* _HOW TO COMPLETE THIS TASK_
Only the lines holding "января" are wanted; find them in the listing and return each one.

----------

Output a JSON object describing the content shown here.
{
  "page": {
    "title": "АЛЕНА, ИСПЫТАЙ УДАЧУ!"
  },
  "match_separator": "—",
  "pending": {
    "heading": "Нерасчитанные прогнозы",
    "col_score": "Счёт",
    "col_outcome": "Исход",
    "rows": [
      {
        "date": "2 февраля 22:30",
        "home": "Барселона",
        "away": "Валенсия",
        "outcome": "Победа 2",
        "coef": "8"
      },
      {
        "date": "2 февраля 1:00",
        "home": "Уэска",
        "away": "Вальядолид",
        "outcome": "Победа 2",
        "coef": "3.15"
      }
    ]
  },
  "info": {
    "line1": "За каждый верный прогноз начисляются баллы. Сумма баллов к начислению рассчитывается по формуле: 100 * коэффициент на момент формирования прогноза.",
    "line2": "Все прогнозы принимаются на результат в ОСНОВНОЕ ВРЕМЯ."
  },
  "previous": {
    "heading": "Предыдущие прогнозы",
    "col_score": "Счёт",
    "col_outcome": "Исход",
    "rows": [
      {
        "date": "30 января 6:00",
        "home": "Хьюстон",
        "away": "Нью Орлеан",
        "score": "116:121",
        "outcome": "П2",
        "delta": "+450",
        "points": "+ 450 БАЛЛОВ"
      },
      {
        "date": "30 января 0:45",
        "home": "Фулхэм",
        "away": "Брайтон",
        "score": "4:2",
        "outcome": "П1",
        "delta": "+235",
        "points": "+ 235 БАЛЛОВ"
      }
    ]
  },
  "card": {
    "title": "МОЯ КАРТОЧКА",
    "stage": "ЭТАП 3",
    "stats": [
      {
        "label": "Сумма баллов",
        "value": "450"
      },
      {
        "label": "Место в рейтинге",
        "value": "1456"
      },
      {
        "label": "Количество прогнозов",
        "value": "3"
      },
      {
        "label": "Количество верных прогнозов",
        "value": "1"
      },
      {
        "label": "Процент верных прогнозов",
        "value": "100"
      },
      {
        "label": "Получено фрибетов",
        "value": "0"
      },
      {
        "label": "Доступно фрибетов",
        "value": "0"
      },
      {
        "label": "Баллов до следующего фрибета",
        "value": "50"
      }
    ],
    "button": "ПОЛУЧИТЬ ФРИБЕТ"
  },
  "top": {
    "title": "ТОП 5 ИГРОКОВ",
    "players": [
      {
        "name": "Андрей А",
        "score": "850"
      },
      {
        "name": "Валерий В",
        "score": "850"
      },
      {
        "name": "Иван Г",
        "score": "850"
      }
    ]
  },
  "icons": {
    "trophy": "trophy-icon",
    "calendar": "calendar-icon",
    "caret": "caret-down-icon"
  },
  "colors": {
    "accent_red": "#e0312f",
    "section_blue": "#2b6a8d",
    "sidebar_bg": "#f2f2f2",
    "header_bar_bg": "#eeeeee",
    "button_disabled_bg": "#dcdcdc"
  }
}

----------

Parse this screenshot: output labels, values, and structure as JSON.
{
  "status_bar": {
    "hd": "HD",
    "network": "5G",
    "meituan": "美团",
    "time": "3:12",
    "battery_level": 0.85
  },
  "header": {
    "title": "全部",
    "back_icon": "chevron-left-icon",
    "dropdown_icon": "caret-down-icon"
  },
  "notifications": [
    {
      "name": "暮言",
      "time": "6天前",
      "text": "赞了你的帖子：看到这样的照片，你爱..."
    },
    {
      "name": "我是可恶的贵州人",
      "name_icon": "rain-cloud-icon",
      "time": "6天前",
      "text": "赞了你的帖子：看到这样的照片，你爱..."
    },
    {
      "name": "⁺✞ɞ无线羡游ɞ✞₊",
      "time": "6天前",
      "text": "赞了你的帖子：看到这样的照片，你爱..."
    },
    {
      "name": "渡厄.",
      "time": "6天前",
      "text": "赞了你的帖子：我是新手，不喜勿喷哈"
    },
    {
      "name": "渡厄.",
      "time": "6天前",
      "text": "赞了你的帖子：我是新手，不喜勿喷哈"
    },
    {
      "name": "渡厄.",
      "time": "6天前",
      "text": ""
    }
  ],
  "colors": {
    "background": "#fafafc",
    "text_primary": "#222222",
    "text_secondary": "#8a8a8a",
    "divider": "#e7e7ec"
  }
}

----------

* _RESPONSE FOR THIS EXERCISE_
        "date": "30 января 6:00",
        "date": "30 января 0:45",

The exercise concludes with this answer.